[Records contained in a dataset]
====================

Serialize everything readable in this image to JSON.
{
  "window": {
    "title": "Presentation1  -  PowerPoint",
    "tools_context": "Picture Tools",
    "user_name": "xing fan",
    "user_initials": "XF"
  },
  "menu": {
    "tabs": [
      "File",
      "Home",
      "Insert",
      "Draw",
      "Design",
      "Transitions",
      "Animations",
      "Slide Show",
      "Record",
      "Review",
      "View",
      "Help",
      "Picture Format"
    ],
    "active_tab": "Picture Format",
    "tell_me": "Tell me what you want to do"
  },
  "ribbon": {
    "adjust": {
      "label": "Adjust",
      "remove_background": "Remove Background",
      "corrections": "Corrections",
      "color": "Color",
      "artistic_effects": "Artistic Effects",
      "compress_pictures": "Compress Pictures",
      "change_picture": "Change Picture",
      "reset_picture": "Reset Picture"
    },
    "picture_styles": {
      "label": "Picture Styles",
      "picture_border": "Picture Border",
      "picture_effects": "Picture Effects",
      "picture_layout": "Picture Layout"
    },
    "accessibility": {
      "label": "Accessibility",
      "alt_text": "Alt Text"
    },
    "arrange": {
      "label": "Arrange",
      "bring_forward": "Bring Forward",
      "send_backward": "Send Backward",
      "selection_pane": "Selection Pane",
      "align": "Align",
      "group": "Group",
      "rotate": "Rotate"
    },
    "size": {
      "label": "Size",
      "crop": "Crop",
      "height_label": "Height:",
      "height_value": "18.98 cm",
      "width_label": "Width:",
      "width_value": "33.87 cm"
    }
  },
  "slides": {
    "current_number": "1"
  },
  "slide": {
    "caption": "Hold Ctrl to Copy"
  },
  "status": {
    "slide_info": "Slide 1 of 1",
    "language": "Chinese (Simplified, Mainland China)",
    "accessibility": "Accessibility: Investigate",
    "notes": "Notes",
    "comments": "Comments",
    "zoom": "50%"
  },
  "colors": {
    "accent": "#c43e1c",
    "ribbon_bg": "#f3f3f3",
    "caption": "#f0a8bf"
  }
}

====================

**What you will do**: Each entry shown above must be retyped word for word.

**Written response**:
Serialize everything readable in this image to JSON.
{
  "window": {
    "title": "Presentation1  -  PowerPoint",
    "tools_context": "Picture Tools",
    "user_name": "xing fan",
    "user_initials": "XF"
  },
  "menu": {
    "tabs": [
      "File",
      "Home",
      "Insert",
      "Draw",
      "Design",
      "Transitions",
      "Animations",
      "Slide Show",
      "Record",
      "Review",
      "View",
      "Help",
      "Picture Format"
    ],
    "active_tab": "Picture Format",
    "tell_me": "Tell me what you want to do"
  },
  "ribbon": {
    "adjust": {
      "label": "Adjust",
      "remove_background": "Remove Background",
      "corrections": "Corrections",
      "color": "Color",
      "artistic_effects": "Artistic Effects",
      "compress_pictures": "Compress Pictures",
      "change_picture": "Change Picture",
      "reset_picture": "Reset Picture"
    },
    "picture_styles": {
      "label": "Picture Styles",
      "picture_border": "Picture Border",
      "picture_effects": "Picture Effects",
      "picture_layout": "Picture Layout"
    },
    "accessibility": {
      "label": "Accessibility",
      "alt_text": "Alt Text"
    },
    "arrange": {
      "label": "Arrange",
      "bring_forward": "Bring Forward",
      "send_backward": "Send Backward",
      "selection_pane": "Selection Pane",
      "align": "Align",
      "group": "Group",
      "rotate": "Rotate"
    },
    "size": {
      "label": "Size",
      "crop": "Crop",
      "height_label": "Height:",
      "height_value": "18.98 cm",
      "width_label": "Width:",
      "width_value": "33.87 cm"
    }
  },
  "slides": {
    "current_number": "1"
  },
  "slide": {
    "caption": "Hold Ctrl to Copy"
  },
  "status": {
    "slide_info": "Slide 1 of 1",
    "language": "Chinese (Simplified, Mainland China)",
    "accessibility": "Accessibility: Investigate",
    "notes": "Notes",
    "comments": "Comments",
    "zoom": "50%"
  },
  "colors": {
    "accent": "#c43e1c",
    "ribbon_bg": "#f3f3f3",
    "caption": "#f0a8bf"
  }
}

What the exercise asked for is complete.